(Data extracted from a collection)
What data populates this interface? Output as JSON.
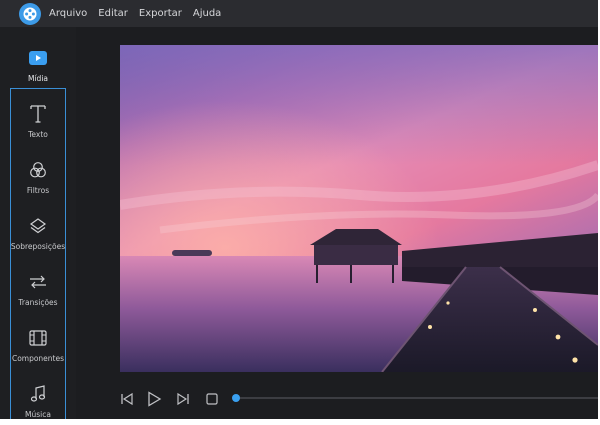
{
  "menu": {
    "items": [
      "Arquivo",
      "Editar",
      "Exportar",
      "Ajuda"
    ]
  },
  "sidebar": {
    "items": [
      {
        "label": "Mídia",
        "icon": "media-play-icon",
        "active": true
      },
      {
        "label": "Texto",
        "icon": "text-icon"
      },
      {
        "label": "Filtros",
        "icon": "filters-icon"
      },
      {
        "label": "Sobreposições",
        "icon": "overlays-icon"
      },
      {
        "label": "Transições",
        "icon": "transitions-icon"
      },
      {
        "label": "Componentes",
        "icon": "components-icon"
      },
      {
        "label": "Música",
        "icon": "music-icon"
      }
    ]
  },
  "playback": {
    "progress": 0
  },
  "colors": {
    "accent": "#3a9ef0",
    "background": "#1c1d20",
    "menubar": "#2b2c30"
  }
}
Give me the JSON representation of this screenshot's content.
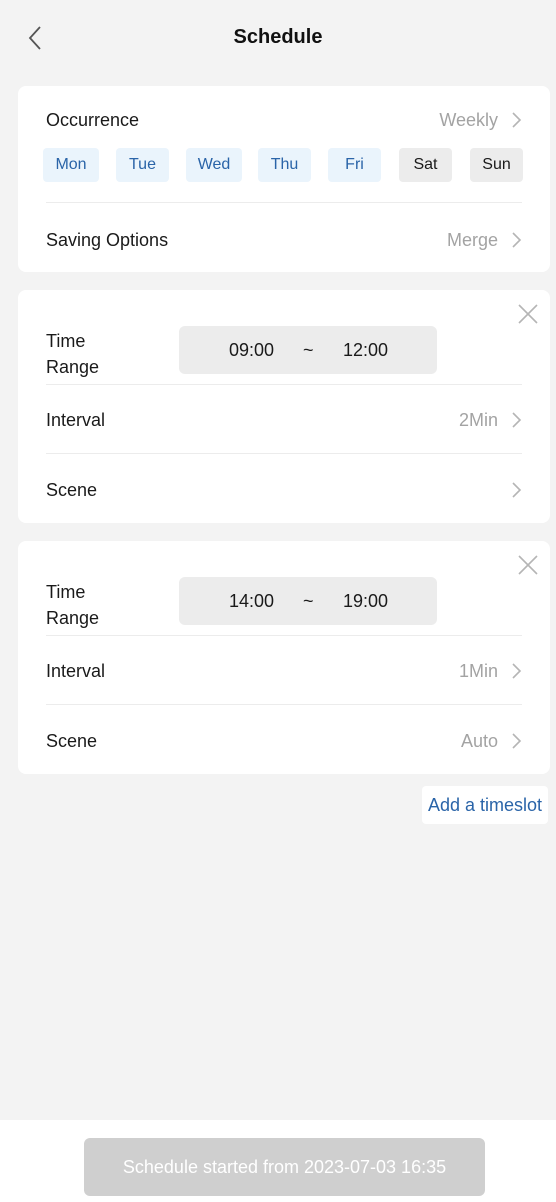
{
  "header": {
    "title": "Schedule",
    "back_icon": "chevron-left-icon"
  },
  "occurrence": {
    "label": "Occurrence",
    "value": "Weekly",
    "days": [
      {
        "label": "Mon",
        "selected": true
      },
      {
        "label": "Tue",
        "selected": true
      },
      {
        "label": "Wed",
        "selected": true
      },
      {
        "label": "Thu",
        "selected": true
      },
      {
        "label": "Fri",
        "selected": true
      },
      {
        "label": "Sat",
        "selected": false
      },
      {
        "label": "Sun",
        "selected": false
      }
    ],
    "saving_label": "Saving Options",
    "saving_value": "Merge"
  },
  "timeslots": [
    {
      "time_range_label": "Time\nRange",
      "start": "09:00",
      "separator": "~",
      "end": "12:00",
      "interval_label": "Interval",
      "interval_value": "2Min",
      "scene_label": "Scene",
      "scene_value": ""
    },
    {
      "time_range_label": "Time\nRange",
      "start": "14:00",
      "separator": "~",
      "end": "19:00",
      "interval_label": "Interval",
      "interval_value": "1Min",
      "scene_label": "Scene",
      "scene_value": "Auto"
    }
  ],
  "add_timeslot_label": "Add a timeslot",
  "footer": {
    "start_label": "Schedule started from 2023-07-03 16:35"
  },
  "colors": {
    "accent": "#2a64a8",
    "selected_day_bg": "#eaf4fc",
    "unselected_day_bg": "#ececec",
    "muted_text": "#a3a3a3",
    "disabled_button": "#cfcfcf"
  }
}
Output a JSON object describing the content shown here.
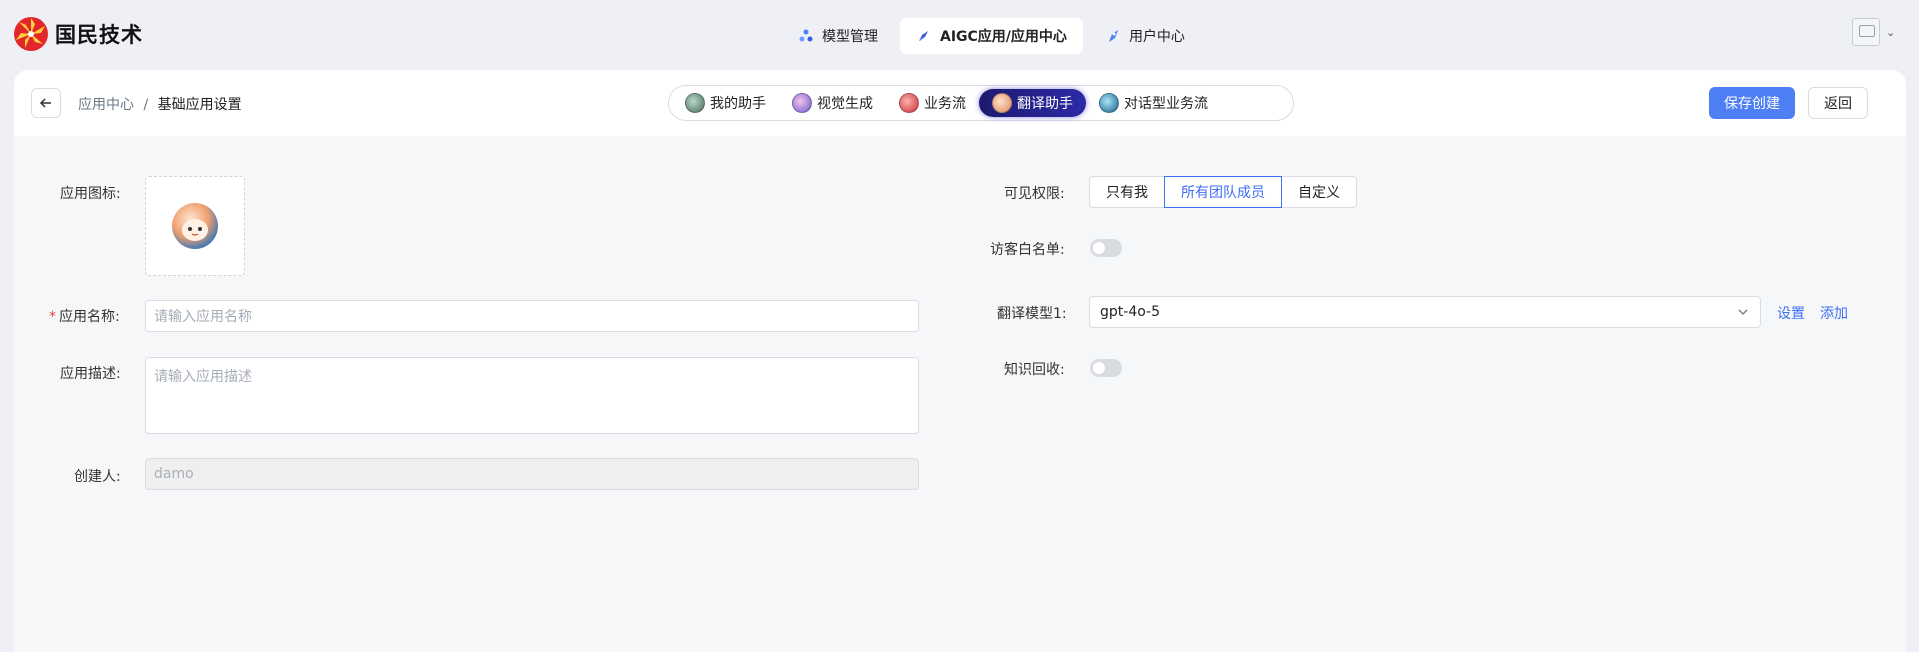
{
  "brand": {
    "name": "国民技术"
  },
  "nav": {
    "items": [
      {
        "label": "模型管理",
        "active": false
      },
      {
        "label": "AIGC应用/应用中心",
        "active": true
      },
      {
        "label": "用户中心",
        "active": false
      }
    ]
  },
  "breadcrumb": {
    "parent": "应用中心",
    "separator": "/",
    "current": "基础应用设置"
  },
  "tabs": [
    {
      "label": "我的助手",
      "active": false,
      "icon": "assistant-avatar-icon"
    },
    {
      "label": "视觉生成",
      "active": false,
      "icon": "vision-avatar-icon"
    },
    {
      "label": "业务流",
      "active": false,
      "icon": "workflow-avatar-icon"
    },
    {
      "label": "翻译助手",
      "active": true,
      "icon": "translator-avatar-icon"
    },
    {
      "label": "对话型业务流",
      "active": false,
      "icon": "chat-workflow-avatar-icon"
    }
  ],
  "actions": {
    "save_label": "保存创建",
    "return_label": "返回"
  },
  "form": {
    "app_icon_label": "应用图标:",
    "app_name_required_mark": "*",
    "app_name_label": "应用名称:",
    "app_name_placeholder": "请输入应用名称",
    "app_desc_label": "应用描述:",
    "app_desc_placeholder": "请输入应用描述",
    "creator_label": "创建人:",
    "creator_value": "damo",
    "visibility_label": "可见权限:",
    "visibility_options": [
      "只有我",
      "所有团队成员",
      "自定义"
    ],
    "visibility_selected": "所有团队成员",
    "guest_whitelist_label": "访客白名单:",
    "guest_whitelist_enabled": false,
    "translate_model_label": "翻译模型1:",
    "translate_model_value": "gpt-4o-5",
    "settings_link": "设置",
    "add_link": "添加",
    "knowledge_recall_label": "知识回收:",
    "knowledge_recall_enabled": false
  },
  "colors": {
    "primary": "#4e7ff5",
    "link": "#3f6ff2",
    "active_tab": "#2d2aa8",
    "required": "#e0493e"
  }
}
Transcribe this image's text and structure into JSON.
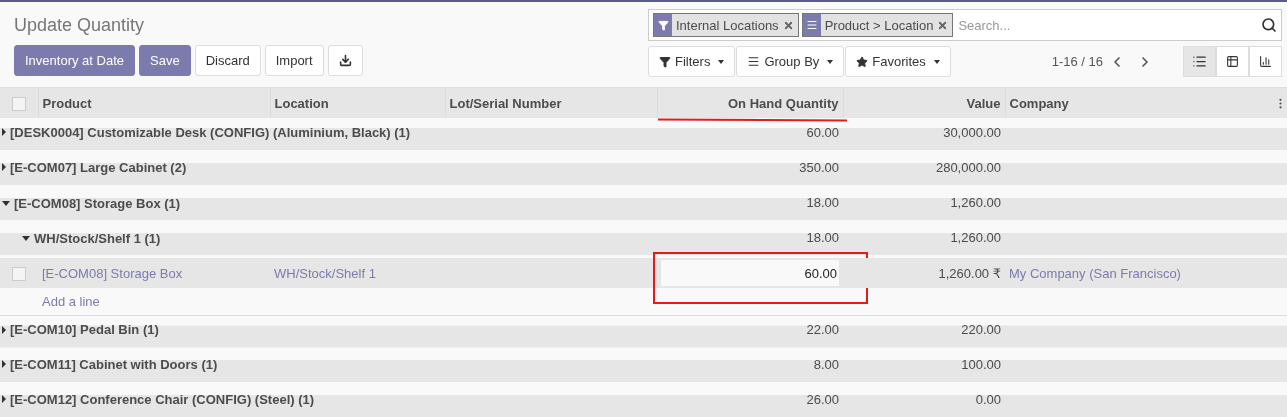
{
  "title": "Update Quantity",
  "buttons": [
    {
      "kind": "primary",
      "label": "Inventory at Date"
    },
    {
      "kind": "primary",
      "label": "Save"
    },
    {
      "kind": "secondary",
      "label": "Discard"
    },
    {
      "kind": "secondary",
      "label": "Import"
    },
    {
      "kind": "download"
    }
  ],
  "search": {
    "facets": [
      {
        "kind": "filter",
        "label": "Internal Locations"
      },
      {
        "kind": "groupby",
        "label": "Product > Location"
      }
    ],
    "placeholder": "Search..."
  },
  "search_options": [
    {
      "kind": "filter",
      "label": "Filters"
    },
    {
      "kind": "groupby",
      "label": "Group By"
    },
    {
      "kind": "favorites",
      "label": "Favorites"
    }
  ],
  "pager": "1-16 / 16",
  "views": [
    {
      "kind": "list",
      "selected": true
    },
    {
      "kind": "pivot",
      "selected": false
    },
    {
      "kind": "graph",
      "selected": false
    }
  ],
  "table": {
    "columns": [
      "Product",
      "Location",
      "Lot/Serial Number",
      "On Hand Quantity",
      "Value",
      "Company"
    ],
    "rows": [
      {
        "kind": "group",
        "label": "[DESK0004] Customizable Desk (CONFIG) (Aluminium, Black) (1)",
        "expanded": false,
        "quantity": "60.00",
        "value": "30,000.00"
      },
      {
        "kind": "group",
        "label": "[E-COM07] Large Cabinet (2)",
        "expanded": false,
        "quantity": "350.00",
        "value": "280,000.00"
      },
      {
        "kind": "group",
        "label": "[E-COM08] Storage Box (1)",
        "expanded": true,
        "quantity": "18.00",
        "value": "1,260.00",
        "children": [
          {
            "kind": "group",
            "label": "WH/Stock/Shelf 1 (1)",
            "expanded": true,
            "quantity": "18.00",
            "value": "1,260.00",
            "children": [
              {
                "kind": "record",
                "checked": false,
                "editing": true,
                "product": "[E-COM08] Storage Box",
                "location": "WH/Stock/Shelf 1",
                "quantity": "60.00",
                "value": "1,260.00 ₹",
                "company": "My Company (San Francisco)"
              },
              {
                "kind": "add_line",
                "label": "Add a line"
              }
            ]
          }
        ]
      },
      {
        "kind": "group",
        "label": "[E-COM10] Pedal Bin (1)",
        "expanded": false,
        "quantity": "22.00",
        "value": "220.00"
      },
      {
        "kind": "group",
        "label": "[E-COM11] Cabinet with Doors (1)",
        "expanded": false,
        "quantity": "8.00",
        "value": "100.00"
      },
      {
        "kind": "group",
        "label": "[E-COM12] Conference Chair (CONFIG) (Steel) (1)",
        "expanded": false,
        "quantity": "26.00",
        "value": "0.00"
      }
    ]
  },
  "select_all_checked": false,
  "annotations": {
    "header_underline": true,
    "cell_frame": true
  }
}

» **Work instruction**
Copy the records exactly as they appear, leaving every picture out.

» **Response to this exercise**
What data populates this interface? Output as JSON.
{
  "menu": {
    "items": [
      "Arquivo",
      "Editar",
      "Exportar",
      "Ajuda"
    ]
  },
  "sidebar": {
    "items": [
      {
        "label": "Mídia",
        "icon": "media-play-icon",
        "active": true
      },
      {
        "label": "Texto",
        "icon": "text-icon"
      },
      {
        "label": "Filtros",
        "icon": "filters-icon"
      },
      {
        "label": "Sobreposições",
        "icon": "overlays-icon"
      },
      {
        "label": "Transições",
        "icon": "transitions-icon"
      },
      {
        "label": "Componentes",
        "icon": "components-icon"
      },
      {
        "label": "Música",
        "icon": "music-icon"
      }
    ]
  },
  "playback": {
    "progress": 0
  },
  "colors": {
    "accent": "#3a9ef0",
    "background": "#1c1d20",
    "menubar": "#2b2c30"
  }
}
Give me the JSON representation of this screenshot's content.
{
  "header": {
    "title": "Schedule",
    "back_icon": "chevron-left-icon"
  },
  "occurrence": {
    "label": "Occurrence",
    "value": "Weekly",
    "days": [
      {
        "label": "Mon",
        "selected": true
      },
      {
        "label": "Tue",
        "selected": true
      },
      {
        "label": "Wed",
        "selected": true
      },
      {
        "label": "Thu",
        "selected": true
      },
      {
        "label": "Fri",
        "selected": true
      },
      {
        "label": "Sat",
        "selected": false
      },
      {
        "label": "Sun",
        "selected": false
      }
    ],
    "saving_label": "Saving Options",
    "saving_value": "Merge"
  },
  "timeslots": [
    {
      "time_range_label": "Time\nRange",
      "start": "09:00",
      "separator": "~",
      "end": "12:00",
      "interval_label": "Interval",
      "interval_value": "2Min",
      "scene_label": "Scene",
      "scene_value": ""
    },
    {
      "time_range_label": "Time\nRange",
      "start": "14:00",
      "separator": "~",
      "end": "19:00",
      "interval_label": "Interval",
      "interval_value": "1Min",
      "scene_label": "Scene",
      "scene_value": "Auto"
    }
  ],
  "add_timeslot_label": "Add a timeslot",
  "footer": {
    "start_label": "Schedule started from 2023-07-03 16:35"
  },
  "colors": {
    "accent": "#2a64a8",
    "selected_day_bg": "#eaf4fc",
    "unselected_day_bg": "#ececec",
    "muted_text": "#a3a3a3",
    "disabled_button": "#cfcfcf"
  }
}
Output a JSON object describing the content shown here.
{
  "brand": {
    "name": "国民技术"
  },
  "nav": {
    "items": [
      {
        "label": "模型管理",
        "active": false
      },
      {
        "label": "AIGC应用/应用中心",
        "active": true
      },
      {
        "label": "用户中心",
        "active": false
      }
    ]
  },
  "breadcrumb": {
    "parent": "应用中心",
    "separator": "/",
    "current": "基础应用设置"
  },
  "tabs": [
    {
      "label": "我的助手",
      "active": false,
      "icon": "assistant-avatar-icon"
    },
    {
      "label": "视觉生成",
      "active": false,
      "icon": "vision-avatar-icon"
    },
    {
      "label": "业务流",
      "active": false,
      "icon": "workflow-avatar-icon"
    },
    {
      "label": "翻译助手",
      "active": true,
      "icon": "translator-avatar-icon"
    },
    {
      "label": "对话型业务流",
      "active": false,
      "icon": "chat-workflow-avatar-icon"
    }
  ],
  "actions": {
    "save_label": "保存创建",
    "return_label": "返回"
  },
  "form": {
    "app_icon_label": "应用图标:",
    "app_name_required_mark": "*",
    "app_name_label": "应用名称:",
    "app_name_placeholder": "请输入应用名称",
    "app_desc_label": "应用描述:",
    "app_desc_placeholder": "请输入应用描述",
    "creator_label": "创建人:",
    "creator_value": "damo",
    "visibility_label": "可见权限:",
    "visibility_options": [
      "只有我",
      "所有团队成员",
      "自定义"
    ],
    "visibility_selected": "所有团队成员",
    "guest_whitelist_label": "访客白名单:",
    "guest_whitelist_enabled": false,
    "translate_model_label": "翻译模型1:",
    "translate_model_value": "gpt-4o-5",
    "settings_link": "设置",
    "add_link": "添加",
    "knowledge_recall_label": "知识回收:",
    "knowledge_recall_enabled": false
  },
  "colors": {
    "primary": "#4e7ff5",
    "link": "#3f6ff2",
    "active_tab": "#2d2aa8",
    "required": "#e0493e"
  }
}
Transcribe this image's text and structure into JSON.
{
  "title": "Update Quantity",
  "buttons": [
    {
      "kind": "primary",
      "label": "Inventory at Date"
    },
    {
      "kind": "primary",
      "label": "Save"
    },
    {
      "kind": "secondary",
      "label": "Discard"
    },
    {
      "kind": "secondary",
      "label": "Import"
    },
    {
      "kind": "download"
    }
  ],
  "search": {
    "facets": [
      {
        "kind": "filter",
        "label": "Internal Locations"
      },
      {
        "kind": "groupby",
        "label": "Product > Location"
      }
    ],
    "placeholder": "Search..."
  },
  "search_options": [
    {
      "kind": "filter",
      "label": "Filters"
    },
    {
      "kind": "groupby",
      "label": "Group By"
    },
    {
      "kind": "favorites",
      "label": "Favorites"
    }
  ],
  "pager": "1-16 / 16",
  "views": [
    {
      "kind": "list",
      "selected": true
    },
    {
      "kind": "pivot",
      "selected": false
    },
    {
      "kind": "graph",
      "selected": false
    }
  ],
  "table": {
    "columns": [
      "Product",
      "Location",
      "Lot/Serial Number",
      "On Hand Quantity",
      "Value",
      "Company"
    ],
    "rows": [
      {
        "kind": "group",
        "label": "[DESK0004] Customizable Desk (CONFIG) (Aluminium, Black) (1)",
        "expanded": false,
        "quantity": "60.00",
        "value": "30,000.00"
      },
      {
        "kind": "group",
        "label": "[E-COM07] Large Cabinet (2)",
        "expanded": false,
        "quantity": "350.00",
        "value": "280,000.00"
      },
      {
        "kind": "group",
        "label": "[E-COM08] Storage Box (1)",
        "expanded": true,
        "quantity": "18.00",
        "value": "1,260.00",
        "children": [
          {
            "kind": "group",
            "label": "WH/Stock/Shelf 1 (1)",
            "expanded": true,
            "quantity": "18.00",
            "value": "1,260.00",
            "children": [
              {
                "kind": "record",
                "checked": false,
                "editing": true,
                "product": "[E-COM08] Storage Box",
                "location": "WH/Stock/Shelf 1",
                "quantity": "60.00",
                "value": "1,260.00 ₹",
                "company": "My Company (San Francisco)"
              },
              {
                "kind": "add_line",
                "label": "Add a line"
              }
            ]
          }
        ]
      },
      {
        "kind": "group",
        "label": "[E-COM10] Pedal Bin (1)",
        "expanded": false,
        "quantity": "22.00",
        "value": "220.00"
      },
      {
        "kind": "group",
        "label": "[E-COM11] Cabinet with Doors (1)",
        "expanded": false,
        "quantity": "8.00",
        "value": "100.00"
      },
      {
        "kind": "group",
        "label": "[E-COM12] Conference Chair (CONFIG) (Steel) (1)",
        "expanded": false,
        "quantity": "26.00",
        "value": "0.00"
      }
    ]
  },
  "select_all_checked": false,
  "annotations": {
    "header_underline": true,
    "cell_frame": true
  }
}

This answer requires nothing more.